Selecting the pumpkin:
- Talk about the different colors, shapes, sizes.
- Focus on small details like where the pumpkin rested on its side in the pumpkin patch. Is the stem spiky or smooth? Is the outer skin bumpy, soft, rough, etc?
- Guess the weight of the pumpkin.
- How many friends does it take to carry it?
Before carving the pumpkin:
- Talk about safety before carving. What kinds of tools or utensils are needed? Who is in charge of which items and who needs support or guidance.
- Discuss ideas for how to carve it. There are many design ideas that you can search for online.
- Guess how many seeds are inside. Make a chart to see who guesses the number closest to the actual number of seeds.
- How might it feel like on the inside of the pumpkin versus the outside?
- Instead of carving, talk about ideas for painting or coloring the pumpkin.

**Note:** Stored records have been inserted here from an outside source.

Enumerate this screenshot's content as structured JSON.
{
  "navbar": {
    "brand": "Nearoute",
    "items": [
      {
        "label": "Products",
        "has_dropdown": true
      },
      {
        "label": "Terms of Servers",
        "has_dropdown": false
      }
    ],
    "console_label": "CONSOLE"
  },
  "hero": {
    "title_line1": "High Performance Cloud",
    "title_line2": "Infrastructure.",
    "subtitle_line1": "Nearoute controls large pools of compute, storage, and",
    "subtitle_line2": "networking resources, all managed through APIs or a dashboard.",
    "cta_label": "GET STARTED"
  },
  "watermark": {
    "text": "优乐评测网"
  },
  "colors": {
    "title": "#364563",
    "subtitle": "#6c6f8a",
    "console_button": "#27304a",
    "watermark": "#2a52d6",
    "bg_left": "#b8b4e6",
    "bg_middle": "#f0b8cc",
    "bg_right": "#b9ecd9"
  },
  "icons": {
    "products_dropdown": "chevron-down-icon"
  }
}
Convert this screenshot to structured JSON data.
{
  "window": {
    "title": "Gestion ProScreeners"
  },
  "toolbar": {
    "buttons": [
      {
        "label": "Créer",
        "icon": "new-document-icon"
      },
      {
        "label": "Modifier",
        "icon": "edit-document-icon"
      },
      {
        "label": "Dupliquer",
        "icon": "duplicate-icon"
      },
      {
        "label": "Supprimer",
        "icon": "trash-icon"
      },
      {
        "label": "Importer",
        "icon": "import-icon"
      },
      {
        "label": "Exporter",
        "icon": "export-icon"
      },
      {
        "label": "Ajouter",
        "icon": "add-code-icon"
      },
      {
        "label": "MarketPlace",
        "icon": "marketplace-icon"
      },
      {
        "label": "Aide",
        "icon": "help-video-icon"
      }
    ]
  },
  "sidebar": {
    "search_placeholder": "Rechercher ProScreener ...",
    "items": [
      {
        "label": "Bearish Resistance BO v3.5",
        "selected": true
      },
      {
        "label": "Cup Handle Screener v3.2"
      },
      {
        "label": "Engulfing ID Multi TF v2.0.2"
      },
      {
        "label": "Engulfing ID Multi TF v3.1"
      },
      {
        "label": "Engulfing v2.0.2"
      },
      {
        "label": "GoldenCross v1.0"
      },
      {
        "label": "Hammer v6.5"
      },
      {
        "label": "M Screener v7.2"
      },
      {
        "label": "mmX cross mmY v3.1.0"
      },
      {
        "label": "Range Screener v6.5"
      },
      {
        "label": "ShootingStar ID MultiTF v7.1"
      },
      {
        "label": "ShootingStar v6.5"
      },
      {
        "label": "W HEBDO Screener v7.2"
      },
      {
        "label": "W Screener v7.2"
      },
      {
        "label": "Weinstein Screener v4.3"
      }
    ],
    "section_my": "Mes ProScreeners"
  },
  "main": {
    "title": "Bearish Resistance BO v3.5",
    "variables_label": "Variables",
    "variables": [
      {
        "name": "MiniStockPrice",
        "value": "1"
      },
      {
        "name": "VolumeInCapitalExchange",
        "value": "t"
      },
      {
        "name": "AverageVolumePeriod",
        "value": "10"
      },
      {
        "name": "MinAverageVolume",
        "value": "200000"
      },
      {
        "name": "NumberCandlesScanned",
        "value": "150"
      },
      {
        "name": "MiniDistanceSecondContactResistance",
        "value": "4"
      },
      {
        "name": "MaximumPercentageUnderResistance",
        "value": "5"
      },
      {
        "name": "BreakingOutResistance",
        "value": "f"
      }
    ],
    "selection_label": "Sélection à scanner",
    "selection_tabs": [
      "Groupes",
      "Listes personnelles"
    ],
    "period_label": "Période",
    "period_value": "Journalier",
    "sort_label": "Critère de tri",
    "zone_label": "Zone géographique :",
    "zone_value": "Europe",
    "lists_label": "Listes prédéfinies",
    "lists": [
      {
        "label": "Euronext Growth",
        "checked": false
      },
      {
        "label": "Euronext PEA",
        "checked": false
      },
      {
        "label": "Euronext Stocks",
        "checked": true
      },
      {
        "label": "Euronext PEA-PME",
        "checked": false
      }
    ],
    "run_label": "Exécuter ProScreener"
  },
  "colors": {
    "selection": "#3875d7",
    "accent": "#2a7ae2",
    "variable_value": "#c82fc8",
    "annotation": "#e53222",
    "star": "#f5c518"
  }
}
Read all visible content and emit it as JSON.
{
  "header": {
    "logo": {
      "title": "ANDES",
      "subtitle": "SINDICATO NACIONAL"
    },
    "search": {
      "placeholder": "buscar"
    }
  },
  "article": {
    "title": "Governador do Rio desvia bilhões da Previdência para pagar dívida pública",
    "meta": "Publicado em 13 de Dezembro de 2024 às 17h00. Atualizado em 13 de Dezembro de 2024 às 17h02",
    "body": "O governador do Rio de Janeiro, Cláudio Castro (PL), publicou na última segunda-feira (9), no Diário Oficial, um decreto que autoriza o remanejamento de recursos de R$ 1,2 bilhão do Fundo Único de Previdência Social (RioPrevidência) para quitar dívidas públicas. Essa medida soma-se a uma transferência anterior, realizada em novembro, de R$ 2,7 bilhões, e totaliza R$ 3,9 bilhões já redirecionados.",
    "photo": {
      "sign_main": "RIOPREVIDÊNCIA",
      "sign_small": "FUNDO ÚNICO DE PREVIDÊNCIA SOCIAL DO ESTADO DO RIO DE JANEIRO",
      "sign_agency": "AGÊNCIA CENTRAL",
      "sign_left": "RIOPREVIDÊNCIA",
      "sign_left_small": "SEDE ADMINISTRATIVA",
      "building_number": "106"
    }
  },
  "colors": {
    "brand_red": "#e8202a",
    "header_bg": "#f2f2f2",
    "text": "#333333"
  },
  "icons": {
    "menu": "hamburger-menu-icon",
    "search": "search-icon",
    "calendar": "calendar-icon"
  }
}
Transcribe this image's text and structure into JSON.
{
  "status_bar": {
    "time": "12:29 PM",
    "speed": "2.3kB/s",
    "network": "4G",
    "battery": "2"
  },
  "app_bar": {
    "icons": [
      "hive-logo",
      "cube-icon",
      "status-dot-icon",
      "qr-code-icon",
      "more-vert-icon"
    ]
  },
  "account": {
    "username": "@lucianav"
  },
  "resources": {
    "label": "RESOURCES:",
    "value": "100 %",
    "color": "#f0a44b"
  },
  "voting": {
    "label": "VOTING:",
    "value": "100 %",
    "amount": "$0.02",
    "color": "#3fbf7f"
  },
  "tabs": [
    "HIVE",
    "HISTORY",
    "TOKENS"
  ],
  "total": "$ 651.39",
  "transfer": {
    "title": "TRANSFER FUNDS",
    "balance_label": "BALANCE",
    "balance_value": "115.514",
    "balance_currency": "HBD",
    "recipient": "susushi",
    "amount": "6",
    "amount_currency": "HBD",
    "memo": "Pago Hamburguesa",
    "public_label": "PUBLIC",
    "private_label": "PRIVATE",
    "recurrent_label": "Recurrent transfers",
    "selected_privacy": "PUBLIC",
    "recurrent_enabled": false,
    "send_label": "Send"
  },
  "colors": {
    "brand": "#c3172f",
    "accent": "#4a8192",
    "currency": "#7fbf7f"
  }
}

Washi tape is wonderful for decorating pumpkins if you have a little bit of anxiety around the gooeyness of pumpkins.
- Use a variety of descriptive words as you work together. . .words like gooey, sticky, cold, slimy, slippery, sharp, stringy, scrapey, stinky, hollow, thick skinned, pokey, yummy, shiney, etc.
- Bake the seeds!
- What kinds of sounds do you hear as you scrape out the pumpkin or cut the skin?
- Practice fine motor skills by tracing on the pumpkin and using small pumpkin carving saws (if appropriate for your child’s small hands).
- Talk about fire safety with ideas for how to light it up. Are you going to use candles or small LED lights?
- Take a moment to stand back and admire the finished pumpkin. Have a conversation with your child about which part of the process you are most proud of, which part was the slimiest, is there anything else we should add to the pumpkin, what part would we like to change for next year, what do you think neighbors might notice first about the pumpkin, etc.
The Parenting Hub would love to hear from you and your pumpkin carving traditions. Please send your stories and comments to: email@example.com